*Exercise prompt*
Return each line of the records holding the string "title".

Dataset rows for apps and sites
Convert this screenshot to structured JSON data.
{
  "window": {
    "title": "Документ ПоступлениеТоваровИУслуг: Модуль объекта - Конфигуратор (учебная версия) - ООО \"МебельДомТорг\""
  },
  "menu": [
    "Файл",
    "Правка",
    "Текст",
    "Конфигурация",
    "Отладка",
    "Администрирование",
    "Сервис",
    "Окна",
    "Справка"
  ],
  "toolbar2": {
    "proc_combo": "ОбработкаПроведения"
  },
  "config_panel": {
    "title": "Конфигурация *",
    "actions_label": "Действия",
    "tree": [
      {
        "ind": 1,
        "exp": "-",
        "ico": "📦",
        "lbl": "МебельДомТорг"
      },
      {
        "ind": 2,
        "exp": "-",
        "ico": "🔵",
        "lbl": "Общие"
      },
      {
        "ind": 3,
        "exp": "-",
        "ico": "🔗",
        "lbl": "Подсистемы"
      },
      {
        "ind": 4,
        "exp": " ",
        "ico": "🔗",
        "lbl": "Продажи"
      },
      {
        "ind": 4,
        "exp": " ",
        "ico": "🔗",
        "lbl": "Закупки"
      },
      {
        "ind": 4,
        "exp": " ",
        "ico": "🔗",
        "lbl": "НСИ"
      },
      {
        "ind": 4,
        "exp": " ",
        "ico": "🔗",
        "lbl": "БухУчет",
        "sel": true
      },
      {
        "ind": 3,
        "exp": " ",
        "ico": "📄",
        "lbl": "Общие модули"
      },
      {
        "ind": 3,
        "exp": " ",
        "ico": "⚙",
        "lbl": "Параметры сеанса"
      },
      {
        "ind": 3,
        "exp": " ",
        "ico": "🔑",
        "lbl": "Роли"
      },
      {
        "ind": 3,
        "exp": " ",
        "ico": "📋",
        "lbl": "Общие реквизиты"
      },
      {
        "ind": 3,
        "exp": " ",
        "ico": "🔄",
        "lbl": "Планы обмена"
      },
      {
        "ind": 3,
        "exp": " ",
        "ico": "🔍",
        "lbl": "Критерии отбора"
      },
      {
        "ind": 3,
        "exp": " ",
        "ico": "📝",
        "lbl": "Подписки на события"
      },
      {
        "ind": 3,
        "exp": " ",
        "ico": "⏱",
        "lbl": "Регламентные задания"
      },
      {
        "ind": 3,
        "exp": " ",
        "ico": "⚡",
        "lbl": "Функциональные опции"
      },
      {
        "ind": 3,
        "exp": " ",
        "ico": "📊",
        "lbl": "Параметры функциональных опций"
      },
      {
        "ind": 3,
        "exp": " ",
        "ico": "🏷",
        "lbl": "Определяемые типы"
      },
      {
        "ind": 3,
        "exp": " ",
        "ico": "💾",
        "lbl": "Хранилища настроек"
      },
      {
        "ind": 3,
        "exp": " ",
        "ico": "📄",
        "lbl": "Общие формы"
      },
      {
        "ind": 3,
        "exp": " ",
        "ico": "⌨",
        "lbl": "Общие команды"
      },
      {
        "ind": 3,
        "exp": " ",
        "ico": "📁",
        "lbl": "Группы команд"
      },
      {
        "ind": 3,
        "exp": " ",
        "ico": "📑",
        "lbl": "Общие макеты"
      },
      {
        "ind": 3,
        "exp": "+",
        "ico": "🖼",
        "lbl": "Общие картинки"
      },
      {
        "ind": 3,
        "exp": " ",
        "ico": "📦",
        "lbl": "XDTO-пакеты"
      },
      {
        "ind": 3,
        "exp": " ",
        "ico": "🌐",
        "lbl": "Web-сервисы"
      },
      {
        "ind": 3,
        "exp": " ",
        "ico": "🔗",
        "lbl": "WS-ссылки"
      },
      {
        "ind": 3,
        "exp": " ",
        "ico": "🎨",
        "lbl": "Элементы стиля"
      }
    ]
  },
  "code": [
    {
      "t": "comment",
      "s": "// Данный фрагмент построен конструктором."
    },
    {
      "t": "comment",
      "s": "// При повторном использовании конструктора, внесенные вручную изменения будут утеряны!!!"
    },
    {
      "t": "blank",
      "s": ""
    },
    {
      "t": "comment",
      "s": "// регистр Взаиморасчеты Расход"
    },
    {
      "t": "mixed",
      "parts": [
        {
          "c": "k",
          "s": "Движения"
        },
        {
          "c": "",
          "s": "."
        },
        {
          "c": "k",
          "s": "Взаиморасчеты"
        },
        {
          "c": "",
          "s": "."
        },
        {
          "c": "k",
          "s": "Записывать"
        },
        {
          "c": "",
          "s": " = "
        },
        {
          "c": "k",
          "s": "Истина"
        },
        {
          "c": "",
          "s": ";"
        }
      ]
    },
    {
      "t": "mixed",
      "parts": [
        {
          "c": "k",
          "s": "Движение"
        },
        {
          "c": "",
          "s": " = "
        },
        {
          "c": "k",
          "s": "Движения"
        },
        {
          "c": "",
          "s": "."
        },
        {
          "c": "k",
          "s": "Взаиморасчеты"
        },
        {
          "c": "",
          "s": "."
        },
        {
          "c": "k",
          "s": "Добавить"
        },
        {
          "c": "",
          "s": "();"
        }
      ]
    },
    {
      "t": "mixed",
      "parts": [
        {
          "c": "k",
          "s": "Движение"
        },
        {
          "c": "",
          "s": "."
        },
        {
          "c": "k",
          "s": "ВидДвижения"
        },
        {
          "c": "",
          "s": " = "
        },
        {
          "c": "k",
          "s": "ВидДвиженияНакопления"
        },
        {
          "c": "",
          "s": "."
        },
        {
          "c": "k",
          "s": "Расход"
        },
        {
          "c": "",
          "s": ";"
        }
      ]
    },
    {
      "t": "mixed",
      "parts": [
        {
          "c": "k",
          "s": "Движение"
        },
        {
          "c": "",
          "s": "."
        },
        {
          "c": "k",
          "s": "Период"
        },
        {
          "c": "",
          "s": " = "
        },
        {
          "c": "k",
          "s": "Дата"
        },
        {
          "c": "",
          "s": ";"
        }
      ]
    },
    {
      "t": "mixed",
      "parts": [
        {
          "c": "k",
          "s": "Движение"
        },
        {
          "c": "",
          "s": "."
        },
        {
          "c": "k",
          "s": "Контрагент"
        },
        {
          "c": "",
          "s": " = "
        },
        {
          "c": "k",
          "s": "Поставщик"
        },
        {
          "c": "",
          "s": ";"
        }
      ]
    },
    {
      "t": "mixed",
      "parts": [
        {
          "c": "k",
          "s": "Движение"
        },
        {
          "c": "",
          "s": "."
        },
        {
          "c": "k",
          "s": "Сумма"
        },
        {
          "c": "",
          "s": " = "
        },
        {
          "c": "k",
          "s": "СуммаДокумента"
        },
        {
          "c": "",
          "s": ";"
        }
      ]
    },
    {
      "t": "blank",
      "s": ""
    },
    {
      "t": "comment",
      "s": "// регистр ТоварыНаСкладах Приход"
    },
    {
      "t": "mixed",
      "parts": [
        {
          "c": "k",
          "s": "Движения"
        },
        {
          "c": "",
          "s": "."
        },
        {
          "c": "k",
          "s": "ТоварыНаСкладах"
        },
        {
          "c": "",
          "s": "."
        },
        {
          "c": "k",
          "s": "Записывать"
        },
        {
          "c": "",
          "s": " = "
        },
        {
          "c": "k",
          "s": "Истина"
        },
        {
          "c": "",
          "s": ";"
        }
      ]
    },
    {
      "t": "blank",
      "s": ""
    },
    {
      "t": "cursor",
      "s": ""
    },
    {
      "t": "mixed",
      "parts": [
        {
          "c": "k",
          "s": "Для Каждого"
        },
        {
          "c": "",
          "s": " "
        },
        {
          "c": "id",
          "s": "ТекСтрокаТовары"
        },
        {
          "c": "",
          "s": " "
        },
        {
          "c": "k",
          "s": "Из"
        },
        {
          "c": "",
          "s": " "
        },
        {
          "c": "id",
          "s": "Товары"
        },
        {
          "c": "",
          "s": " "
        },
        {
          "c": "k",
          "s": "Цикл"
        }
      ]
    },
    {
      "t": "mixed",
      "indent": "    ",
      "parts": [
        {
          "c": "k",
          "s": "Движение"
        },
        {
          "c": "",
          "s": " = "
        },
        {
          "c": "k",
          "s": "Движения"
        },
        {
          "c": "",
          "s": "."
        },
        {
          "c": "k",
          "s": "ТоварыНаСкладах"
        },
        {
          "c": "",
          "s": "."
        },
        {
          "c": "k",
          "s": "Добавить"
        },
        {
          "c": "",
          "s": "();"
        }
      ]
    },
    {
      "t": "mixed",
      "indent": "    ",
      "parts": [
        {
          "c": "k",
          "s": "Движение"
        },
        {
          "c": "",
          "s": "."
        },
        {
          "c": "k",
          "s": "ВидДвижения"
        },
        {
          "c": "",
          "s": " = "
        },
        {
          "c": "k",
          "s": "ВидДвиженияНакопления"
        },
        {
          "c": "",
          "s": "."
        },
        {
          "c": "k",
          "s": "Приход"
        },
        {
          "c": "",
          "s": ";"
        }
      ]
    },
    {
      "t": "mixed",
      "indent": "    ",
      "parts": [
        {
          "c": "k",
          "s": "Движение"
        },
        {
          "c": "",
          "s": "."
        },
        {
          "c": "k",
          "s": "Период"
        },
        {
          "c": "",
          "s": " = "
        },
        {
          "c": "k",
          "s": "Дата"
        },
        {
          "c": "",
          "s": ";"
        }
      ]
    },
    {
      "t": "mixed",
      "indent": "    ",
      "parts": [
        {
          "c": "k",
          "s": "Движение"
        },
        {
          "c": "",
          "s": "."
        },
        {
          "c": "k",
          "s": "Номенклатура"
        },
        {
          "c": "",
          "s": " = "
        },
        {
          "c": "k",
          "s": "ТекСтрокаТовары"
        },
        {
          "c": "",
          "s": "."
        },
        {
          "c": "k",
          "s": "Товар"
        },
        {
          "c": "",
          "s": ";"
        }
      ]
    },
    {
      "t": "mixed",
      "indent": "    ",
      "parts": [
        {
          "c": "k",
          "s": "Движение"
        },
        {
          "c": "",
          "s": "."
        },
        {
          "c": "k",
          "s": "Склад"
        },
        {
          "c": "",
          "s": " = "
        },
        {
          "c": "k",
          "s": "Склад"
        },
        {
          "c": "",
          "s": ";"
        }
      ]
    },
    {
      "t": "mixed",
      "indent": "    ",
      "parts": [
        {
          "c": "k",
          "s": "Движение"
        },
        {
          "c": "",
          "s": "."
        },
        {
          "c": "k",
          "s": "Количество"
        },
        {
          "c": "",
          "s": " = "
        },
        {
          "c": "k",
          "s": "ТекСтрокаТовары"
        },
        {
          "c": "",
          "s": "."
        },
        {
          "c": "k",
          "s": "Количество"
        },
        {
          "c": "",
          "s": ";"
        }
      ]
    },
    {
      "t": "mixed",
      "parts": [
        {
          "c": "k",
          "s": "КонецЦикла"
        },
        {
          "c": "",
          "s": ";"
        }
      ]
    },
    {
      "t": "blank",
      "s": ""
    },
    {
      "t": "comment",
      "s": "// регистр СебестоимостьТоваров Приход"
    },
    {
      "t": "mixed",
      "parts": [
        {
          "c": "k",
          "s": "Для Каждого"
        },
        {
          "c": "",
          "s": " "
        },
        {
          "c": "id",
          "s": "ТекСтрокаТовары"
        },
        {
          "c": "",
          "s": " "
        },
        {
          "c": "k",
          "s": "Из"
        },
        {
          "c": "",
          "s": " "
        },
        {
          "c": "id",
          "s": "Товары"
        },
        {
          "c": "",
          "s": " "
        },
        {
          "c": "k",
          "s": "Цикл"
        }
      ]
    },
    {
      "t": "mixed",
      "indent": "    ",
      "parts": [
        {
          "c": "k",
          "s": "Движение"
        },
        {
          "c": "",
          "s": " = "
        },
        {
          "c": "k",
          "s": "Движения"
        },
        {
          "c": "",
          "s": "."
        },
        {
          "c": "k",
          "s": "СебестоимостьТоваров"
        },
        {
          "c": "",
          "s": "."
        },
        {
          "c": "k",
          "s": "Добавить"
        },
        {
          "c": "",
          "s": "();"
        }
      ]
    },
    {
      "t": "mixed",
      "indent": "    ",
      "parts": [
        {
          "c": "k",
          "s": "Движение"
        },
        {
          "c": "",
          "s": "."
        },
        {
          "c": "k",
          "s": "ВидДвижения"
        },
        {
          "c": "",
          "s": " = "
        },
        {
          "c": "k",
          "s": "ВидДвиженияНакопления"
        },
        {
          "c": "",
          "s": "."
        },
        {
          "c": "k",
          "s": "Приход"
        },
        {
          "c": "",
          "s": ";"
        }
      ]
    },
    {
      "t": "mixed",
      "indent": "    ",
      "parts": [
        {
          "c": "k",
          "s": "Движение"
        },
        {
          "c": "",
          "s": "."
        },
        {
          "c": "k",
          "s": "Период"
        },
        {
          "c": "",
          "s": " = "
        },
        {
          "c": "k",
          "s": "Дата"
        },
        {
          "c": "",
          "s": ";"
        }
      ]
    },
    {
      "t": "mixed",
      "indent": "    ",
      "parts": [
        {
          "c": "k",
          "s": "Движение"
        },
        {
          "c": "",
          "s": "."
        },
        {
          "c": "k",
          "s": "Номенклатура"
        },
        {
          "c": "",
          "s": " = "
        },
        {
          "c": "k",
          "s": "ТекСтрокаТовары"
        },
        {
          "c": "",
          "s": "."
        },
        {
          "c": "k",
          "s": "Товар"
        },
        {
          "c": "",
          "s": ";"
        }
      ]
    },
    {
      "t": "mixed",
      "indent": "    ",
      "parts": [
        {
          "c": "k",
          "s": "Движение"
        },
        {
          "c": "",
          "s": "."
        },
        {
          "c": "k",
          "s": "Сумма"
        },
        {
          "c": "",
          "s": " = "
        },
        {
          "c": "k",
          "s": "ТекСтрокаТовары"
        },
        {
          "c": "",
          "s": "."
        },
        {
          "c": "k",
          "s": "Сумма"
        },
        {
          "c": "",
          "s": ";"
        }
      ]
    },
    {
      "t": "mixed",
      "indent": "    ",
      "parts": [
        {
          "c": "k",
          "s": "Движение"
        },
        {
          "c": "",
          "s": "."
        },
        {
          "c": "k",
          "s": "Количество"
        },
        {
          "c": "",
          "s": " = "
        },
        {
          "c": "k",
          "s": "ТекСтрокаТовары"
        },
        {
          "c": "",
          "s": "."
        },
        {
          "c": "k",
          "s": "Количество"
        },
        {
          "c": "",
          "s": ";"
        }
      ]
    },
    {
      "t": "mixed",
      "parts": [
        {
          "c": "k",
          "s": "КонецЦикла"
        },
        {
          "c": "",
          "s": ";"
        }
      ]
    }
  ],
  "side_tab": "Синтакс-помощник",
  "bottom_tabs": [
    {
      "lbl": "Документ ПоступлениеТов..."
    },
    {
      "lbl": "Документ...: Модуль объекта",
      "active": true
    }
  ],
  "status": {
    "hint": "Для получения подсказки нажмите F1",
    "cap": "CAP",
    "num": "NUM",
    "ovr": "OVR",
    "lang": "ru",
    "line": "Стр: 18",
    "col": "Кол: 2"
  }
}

*Finished task*
    "title": "Документ ПоступлениеТоваровИУслуг: Модуль объекта - Конфигуратор (учебная версия) - ООО \"МебельДомТорг\""
    "title": "Конфигурация *",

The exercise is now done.